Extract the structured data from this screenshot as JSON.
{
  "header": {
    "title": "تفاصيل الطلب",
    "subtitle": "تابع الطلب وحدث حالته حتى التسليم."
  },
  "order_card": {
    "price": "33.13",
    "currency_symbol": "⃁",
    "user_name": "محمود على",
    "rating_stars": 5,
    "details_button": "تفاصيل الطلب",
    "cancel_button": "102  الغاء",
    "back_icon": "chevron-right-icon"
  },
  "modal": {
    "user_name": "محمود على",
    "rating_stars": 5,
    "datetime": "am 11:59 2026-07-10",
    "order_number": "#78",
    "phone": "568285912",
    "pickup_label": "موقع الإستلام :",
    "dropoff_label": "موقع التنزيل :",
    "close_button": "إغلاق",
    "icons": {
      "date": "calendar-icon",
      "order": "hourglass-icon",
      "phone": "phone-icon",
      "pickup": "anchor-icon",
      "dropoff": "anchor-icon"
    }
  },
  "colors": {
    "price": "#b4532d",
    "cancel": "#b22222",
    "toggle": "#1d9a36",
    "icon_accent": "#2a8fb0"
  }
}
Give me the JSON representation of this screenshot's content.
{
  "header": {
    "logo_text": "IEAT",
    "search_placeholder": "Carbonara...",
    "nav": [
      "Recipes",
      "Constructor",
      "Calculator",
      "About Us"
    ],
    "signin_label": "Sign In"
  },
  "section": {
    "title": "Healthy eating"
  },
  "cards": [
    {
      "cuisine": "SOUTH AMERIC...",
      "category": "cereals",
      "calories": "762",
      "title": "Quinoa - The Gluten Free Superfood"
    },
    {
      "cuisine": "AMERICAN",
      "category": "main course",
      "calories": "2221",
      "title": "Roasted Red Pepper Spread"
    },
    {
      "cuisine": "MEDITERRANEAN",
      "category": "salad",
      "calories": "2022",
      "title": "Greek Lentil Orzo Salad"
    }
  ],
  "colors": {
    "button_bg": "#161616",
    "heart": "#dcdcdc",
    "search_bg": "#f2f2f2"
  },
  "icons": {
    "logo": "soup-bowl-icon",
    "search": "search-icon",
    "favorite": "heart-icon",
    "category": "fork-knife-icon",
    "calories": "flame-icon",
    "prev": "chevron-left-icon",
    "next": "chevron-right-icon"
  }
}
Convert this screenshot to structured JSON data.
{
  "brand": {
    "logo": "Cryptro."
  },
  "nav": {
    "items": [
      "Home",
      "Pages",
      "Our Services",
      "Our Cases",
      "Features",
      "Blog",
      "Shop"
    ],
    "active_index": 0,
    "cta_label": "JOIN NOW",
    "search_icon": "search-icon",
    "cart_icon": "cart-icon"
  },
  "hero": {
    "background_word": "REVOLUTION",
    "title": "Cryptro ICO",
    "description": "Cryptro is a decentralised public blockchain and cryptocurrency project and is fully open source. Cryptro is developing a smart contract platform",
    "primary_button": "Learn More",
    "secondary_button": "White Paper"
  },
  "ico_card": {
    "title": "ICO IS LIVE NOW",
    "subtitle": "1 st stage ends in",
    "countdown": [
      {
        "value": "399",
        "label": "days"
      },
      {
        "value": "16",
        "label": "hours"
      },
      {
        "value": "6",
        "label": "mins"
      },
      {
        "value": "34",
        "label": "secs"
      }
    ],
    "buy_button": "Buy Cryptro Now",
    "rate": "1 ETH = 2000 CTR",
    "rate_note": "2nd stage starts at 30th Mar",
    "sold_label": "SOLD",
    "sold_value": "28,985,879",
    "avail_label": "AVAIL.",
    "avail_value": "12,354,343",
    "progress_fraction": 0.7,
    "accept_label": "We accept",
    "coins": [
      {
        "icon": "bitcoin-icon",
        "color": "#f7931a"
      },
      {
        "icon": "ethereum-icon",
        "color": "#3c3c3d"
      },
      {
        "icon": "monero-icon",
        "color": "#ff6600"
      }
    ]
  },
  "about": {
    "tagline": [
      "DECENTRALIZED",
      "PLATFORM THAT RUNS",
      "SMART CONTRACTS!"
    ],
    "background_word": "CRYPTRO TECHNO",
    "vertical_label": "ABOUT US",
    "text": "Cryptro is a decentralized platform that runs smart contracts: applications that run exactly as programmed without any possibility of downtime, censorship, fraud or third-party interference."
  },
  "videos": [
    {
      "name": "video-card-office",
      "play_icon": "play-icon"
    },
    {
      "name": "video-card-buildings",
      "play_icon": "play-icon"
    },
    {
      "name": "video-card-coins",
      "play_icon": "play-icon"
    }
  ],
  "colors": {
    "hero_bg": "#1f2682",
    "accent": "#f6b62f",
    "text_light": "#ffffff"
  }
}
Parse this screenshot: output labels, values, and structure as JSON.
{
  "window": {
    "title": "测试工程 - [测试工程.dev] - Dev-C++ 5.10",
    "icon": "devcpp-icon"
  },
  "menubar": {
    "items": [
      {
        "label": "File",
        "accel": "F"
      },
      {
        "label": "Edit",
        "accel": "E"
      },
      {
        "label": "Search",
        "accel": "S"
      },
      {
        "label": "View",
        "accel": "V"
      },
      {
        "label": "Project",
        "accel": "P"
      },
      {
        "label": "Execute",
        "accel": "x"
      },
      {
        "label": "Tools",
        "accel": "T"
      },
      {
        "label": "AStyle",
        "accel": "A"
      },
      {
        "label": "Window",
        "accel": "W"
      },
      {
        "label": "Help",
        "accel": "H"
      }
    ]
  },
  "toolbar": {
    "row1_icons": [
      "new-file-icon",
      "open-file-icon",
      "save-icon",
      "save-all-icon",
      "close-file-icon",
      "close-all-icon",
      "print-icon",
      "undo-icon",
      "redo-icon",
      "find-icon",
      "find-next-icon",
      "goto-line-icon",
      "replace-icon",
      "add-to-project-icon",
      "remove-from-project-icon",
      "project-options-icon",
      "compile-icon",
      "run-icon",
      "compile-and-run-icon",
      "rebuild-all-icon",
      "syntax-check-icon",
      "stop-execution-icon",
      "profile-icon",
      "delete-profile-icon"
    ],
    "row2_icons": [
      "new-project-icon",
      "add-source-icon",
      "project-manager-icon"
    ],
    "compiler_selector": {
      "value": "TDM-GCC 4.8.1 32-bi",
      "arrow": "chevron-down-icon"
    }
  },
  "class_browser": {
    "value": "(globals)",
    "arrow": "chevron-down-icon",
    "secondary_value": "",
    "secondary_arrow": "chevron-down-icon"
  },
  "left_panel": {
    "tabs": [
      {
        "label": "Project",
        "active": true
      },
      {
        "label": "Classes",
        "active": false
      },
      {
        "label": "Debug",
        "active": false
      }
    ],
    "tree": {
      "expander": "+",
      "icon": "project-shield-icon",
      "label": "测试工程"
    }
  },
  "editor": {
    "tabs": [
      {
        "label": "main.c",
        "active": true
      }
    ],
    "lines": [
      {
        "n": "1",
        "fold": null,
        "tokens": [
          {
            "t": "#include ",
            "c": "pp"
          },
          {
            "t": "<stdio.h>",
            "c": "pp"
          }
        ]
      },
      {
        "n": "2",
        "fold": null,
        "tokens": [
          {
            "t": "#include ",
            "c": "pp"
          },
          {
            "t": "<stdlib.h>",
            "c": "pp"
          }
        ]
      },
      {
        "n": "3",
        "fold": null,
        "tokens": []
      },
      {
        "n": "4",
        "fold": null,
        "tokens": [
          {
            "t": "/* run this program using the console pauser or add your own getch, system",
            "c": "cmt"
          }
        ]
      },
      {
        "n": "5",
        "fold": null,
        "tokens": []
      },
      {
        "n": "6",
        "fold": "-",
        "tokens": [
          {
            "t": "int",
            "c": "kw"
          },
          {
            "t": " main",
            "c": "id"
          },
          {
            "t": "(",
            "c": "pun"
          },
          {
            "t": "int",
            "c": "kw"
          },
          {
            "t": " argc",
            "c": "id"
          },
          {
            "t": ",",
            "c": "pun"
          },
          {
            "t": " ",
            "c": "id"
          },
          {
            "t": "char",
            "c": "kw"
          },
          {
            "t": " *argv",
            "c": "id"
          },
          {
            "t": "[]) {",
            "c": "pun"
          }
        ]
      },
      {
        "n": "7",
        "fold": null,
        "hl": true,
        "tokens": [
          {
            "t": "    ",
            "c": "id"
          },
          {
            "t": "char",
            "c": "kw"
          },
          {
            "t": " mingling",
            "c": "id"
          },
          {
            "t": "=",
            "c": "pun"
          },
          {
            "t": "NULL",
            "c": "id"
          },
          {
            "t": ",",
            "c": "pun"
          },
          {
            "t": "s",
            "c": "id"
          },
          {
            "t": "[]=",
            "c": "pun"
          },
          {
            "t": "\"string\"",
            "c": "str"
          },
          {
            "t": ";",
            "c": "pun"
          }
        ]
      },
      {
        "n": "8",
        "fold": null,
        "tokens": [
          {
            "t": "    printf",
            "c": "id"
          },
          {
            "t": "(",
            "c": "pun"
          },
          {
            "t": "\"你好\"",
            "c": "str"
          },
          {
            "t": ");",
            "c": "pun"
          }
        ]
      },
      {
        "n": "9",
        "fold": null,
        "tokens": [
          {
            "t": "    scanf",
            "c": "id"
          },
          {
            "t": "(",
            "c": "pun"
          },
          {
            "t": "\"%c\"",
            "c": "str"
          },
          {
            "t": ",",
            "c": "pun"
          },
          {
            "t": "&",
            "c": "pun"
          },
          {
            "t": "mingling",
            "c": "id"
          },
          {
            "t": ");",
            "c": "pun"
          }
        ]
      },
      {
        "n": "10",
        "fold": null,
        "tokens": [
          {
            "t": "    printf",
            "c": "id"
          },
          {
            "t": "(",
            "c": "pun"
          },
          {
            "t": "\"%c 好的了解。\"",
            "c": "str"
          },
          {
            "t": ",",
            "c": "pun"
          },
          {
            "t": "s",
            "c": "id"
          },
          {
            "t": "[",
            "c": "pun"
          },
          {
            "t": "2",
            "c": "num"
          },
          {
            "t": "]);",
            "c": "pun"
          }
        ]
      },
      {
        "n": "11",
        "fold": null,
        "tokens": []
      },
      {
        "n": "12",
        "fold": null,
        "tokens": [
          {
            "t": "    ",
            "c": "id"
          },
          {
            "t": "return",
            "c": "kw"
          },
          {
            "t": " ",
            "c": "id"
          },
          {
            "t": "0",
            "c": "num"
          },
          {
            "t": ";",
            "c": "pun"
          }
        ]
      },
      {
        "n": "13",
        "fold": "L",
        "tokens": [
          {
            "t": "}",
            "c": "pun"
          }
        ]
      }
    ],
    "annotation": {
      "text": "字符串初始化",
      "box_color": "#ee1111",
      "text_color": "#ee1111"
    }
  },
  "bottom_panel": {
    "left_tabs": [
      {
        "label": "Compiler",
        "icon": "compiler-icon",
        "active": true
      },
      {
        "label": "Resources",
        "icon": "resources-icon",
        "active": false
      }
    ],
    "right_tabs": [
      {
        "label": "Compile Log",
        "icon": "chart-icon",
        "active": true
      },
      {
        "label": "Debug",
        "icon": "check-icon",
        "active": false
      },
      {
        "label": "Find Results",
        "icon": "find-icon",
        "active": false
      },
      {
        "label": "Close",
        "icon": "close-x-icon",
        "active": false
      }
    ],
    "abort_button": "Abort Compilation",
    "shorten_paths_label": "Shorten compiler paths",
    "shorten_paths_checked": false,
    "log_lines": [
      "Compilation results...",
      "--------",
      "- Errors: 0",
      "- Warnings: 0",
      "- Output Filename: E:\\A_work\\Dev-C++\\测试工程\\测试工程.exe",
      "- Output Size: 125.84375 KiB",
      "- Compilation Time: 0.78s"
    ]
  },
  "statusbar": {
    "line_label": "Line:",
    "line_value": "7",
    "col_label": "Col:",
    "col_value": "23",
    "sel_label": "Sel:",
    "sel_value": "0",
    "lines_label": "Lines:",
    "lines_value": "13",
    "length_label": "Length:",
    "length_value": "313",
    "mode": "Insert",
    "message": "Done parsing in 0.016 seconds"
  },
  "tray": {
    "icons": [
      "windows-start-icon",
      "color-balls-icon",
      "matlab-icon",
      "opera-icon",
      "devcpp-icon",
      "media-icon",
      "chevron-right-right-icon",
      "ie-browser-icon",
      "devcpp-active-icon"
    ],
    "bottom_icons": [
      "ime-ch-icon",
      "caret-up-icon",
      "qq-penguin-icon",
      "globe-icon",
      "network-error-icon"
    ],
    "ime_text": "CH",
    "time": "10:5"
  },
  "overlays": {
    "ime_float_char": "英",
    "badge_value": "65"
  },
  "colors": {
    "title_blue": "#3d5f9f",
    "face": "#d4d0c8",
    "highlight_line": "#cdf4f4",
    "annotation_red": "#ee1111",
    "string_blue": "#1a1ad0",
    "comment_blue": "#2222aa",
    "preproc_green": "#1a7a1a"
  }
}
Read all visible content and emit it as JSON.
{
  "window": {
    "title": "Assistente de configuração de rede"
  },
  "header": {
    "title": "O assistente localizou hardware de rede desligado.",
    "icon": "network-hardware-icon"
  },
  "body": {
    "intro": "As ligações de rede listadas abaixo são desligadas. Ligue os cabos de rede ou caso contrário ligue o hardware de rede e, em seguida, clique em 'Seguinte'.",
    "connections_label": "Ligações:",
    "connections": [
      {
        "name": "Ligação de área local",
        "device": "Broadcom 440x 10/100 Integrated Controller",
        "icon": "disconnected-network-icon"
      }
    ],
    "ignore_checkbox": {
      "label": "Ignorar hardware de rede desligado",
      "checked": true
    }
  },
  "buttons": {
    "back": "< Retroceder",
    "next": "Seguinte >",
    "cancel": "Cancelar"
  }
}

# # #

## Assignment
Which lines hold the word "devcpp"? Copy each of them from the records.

## Solved exercise
    "icon": "devcpp-icon"
      "devcpp-icon",
      "devcpp-active-icon"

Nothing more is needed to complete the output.